▶ **Task details**: Among the lines of the data, copy those that hold "JSON".

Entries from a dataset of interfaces
▽

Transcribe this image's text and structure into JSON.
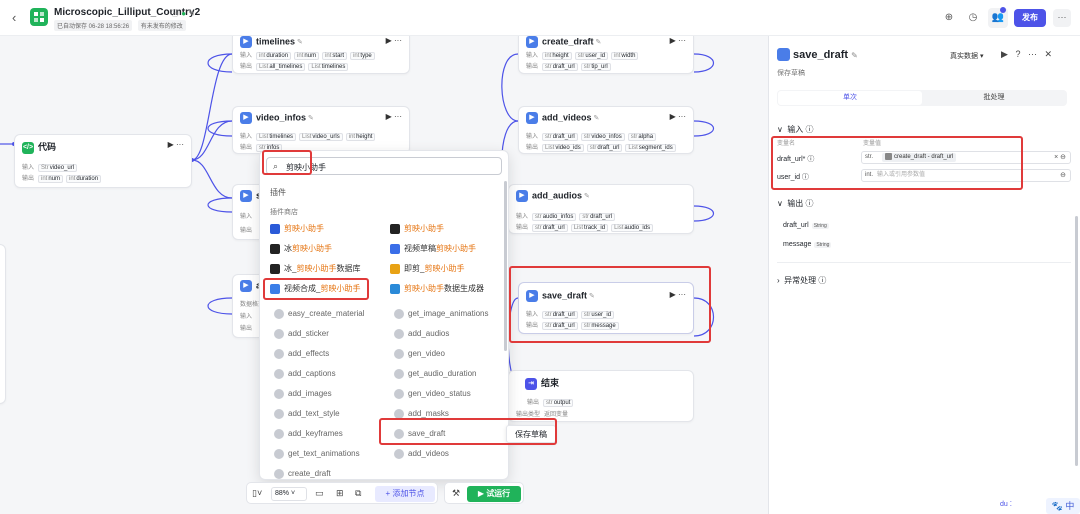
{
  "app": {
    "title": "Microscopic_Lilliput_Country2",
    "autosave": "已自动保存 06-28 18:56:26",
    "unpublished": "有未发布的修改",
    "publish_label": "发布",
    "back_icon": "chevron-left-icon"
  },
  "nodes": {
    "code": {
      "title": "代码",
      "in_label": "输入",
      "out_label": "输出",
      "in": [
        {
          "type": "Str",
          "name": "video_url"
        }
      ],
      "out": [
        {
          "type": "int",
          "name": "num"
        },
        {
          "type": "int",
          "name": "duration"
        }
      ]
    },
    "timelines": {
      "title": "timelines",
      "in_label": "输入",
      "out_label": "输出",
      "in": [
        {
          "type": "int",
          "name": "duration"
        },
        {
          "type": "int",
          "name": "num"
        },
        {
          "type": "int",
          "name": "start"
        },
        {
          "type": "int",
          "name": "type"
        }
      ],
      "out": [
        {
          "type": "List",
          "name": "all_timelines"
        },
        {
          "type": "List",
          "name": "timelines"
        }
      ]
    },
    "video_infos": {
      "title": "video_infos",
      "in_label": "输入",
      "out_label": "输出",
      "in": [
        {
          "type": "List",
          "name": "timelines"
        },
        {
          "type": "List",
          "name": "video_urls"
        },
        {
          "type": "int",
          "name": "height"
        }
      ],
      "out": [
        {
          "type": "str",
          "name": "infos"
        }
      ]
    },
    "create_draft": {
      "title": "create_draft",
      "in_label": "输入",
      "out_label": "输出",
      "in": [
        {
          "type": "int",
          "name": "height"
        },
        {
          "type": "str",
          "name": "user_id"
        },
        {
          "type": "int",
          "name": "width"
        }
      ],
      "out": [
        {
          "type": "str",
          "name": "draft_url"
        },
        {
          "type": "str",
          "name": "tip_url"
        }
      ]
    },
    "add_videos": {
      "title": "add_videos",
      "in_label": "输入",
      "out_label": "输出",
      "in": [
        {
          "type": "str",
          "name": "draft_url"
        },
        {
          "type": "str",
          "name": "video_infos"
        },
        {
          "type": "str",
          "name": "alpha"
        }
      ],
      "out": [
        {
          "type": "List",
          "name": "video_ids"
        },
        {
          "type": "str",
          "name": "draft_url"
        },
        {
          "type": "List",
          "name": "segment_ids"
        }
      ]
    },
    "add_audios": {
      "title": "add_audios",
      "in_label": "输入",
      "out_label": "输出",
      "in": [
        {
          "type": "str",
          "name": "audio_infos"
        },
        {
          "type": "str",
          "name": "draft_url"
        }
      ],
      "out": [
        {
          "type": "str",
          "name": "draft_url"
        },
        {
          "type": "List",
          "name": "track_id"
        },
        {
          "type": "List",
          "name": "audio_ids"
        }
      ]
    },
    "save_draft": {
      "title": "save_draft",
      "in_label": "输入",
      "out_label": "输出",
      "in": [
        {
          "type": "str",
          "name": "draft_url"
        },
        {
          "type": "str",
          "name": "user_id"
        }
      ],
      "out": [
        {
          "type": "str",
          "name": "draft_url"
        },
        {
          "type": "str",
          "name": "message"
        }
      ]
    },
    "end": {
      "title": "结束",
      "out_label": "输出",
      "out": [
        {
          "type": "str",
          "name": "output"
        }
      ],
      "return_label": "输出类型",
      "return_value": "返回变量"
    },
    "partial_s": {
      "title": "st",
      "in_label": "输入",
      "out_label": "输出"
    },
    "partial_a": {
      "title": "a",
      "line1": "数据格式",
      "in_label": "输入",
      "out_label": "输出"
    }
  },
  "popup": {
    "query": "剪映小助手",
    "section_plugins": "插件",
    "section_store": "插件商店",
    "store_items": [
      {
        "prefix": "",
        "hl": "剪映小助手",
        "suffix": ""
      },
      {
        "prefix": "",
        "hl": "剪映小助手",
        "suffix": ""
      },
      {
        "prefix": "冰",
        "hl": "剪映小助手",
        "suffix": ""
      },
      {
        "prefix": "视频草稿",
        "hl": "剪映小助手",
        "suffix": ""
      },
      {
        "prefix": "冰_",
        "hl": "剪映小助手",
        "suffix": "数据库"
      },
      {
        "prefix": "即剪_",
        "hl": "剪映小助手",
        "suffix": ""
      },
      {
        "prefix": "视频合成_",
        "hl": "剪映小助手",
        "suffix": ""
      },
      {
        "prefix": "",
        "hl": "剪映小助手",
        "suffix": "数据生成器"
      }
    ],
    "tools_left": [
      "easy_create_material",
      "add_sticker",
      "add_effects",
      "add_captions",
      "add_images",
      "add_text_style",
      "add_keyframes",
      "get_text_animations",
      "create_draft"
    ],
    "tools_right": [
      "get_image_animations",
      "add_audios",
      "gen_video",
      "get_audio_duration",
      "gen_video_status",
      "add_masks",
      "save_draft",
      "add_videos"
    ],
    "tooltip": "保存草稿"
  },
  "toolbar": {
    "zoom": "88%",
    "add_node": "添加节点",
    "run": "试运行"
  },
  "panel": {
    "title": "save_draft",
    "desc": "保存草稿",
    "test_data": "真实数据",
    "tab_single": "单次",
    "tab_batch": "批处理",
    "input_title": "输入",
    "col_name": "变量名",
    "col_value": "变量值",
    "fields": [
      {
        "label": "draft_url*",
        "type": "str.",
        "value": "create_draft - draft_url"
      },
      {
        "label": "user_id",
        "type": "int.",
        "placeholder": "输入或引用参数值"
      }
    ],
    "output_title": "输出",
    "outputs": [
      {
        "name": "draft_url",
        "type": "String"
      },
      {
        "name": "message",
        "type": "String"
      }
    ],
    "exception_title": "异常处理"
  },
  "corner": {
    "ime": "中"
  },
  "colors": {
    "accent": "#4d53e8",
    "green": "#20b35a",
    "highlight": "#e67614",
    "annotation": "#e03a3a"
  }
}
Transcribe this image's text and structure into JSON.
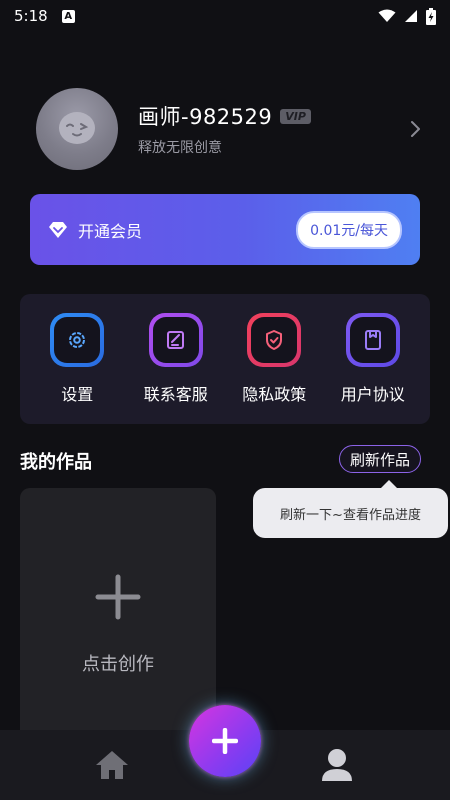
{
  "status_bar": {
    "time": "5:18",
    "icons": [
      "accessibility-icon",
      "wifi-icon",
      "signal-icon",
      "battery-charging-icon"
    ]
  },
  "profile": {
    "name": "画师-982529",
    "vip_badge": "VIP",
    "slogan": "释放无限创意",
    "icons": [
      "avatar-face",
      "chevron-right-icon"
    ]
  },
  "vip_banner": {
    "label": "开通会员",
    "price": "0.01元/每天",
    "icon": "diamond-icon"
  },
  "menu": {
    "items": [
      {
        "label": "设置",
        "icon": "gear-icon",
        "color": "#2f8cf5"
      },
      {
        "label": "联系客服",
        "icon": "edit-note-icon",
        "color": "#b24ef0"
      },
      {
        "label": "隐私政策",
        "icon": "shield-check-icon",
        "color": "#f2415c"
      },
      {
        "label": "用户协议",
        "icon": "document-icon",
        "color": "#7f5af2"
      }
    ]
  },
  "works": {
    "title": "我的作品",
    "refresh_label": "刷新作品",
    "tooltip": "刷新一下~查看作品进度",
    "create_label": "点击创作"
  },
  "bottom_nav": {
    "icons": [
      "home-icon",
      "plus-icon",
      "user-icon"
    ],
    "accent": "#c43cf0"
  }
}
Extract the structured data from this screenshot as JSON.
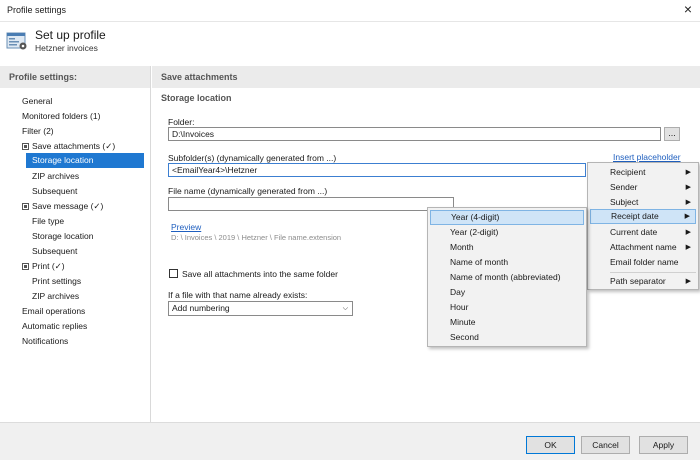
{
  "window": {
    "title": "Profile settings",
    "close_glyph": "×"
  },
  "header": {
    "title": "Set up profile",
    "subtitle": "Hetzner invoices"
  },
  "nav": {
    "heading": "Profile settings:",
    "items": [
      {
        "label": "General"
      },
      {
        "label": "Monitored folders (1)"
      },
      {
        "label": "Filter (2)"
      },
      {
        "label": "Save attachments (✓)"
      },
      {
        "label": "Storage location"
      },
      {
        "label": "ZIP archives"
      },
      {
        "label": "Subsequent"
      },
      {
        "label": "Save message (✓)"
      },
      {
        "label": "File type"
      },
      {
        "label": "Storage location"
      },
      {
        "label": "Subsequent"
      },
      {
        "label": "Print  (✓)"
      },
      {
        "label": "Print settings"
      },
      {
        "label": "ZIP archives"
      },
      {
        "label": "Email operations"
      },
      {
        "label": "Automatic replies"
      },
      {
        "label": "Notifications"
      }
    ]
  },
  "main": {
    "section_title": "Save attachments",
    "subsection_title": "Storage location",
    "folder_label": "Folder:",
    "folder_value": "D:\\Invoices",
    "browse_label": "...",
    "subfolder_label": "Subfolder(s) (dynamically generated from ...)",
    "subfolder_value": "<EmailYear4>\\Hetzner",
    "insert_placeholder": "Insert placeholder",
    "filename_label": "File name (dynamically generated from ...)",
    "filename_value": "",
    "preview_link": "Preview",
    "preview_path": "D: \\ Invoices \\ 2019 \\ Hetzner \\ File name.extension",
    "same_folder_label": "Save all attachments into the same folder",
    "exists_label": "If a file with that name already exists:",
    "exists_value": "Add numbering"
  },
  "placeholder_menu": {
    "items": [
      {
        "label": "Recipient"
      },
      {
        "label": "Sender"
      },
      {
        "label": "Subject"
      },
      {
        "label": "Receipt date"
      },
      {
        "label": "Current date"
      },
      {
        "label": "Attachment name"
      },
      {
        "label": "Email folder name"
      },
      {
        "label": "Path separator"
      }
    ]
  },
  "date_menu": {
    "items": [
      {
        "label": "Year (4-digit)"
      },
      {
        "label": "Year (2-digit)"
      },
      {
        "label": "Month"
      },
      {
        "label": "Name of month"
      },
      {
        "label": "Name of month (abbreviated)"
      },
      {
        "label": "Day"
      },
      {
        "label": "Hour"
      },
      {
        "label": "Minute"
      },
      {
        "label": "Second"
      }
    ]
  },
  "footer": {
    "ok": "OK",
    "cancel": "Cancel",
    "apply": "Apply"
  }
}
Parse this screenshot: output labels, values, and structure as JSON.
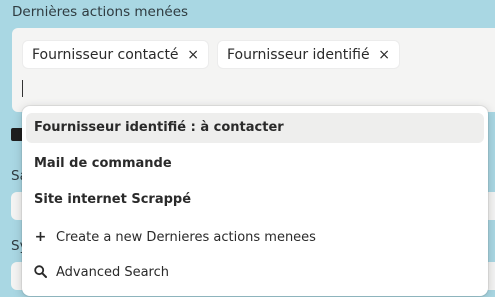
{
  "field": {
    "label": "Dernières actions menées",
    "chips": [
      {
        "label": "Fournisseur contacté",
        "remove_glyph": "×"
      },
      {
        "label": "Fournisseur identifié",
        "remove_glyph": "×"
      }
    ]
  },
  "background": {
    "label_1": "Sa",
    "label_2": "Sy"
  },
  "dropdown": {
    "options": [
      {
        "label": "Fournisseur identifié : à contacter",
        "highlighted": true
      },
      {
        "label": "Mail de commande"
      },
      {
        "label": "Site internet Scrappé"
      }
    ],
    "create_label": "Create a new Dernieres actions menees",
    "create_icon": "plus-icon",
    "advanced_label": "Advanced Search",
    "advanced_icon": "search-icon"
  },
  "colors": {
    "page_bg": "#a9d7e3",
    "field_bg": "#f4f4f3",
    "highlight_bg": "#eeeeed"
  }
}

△

▶ **Written answer**:
Transcribe this image's text and structure into JSON.
Transcribe this image's text and structure into JSON.
Extract the structured data from this screenshot as JSON.
Parse this screenshot: output labels, values, and structure as JSON.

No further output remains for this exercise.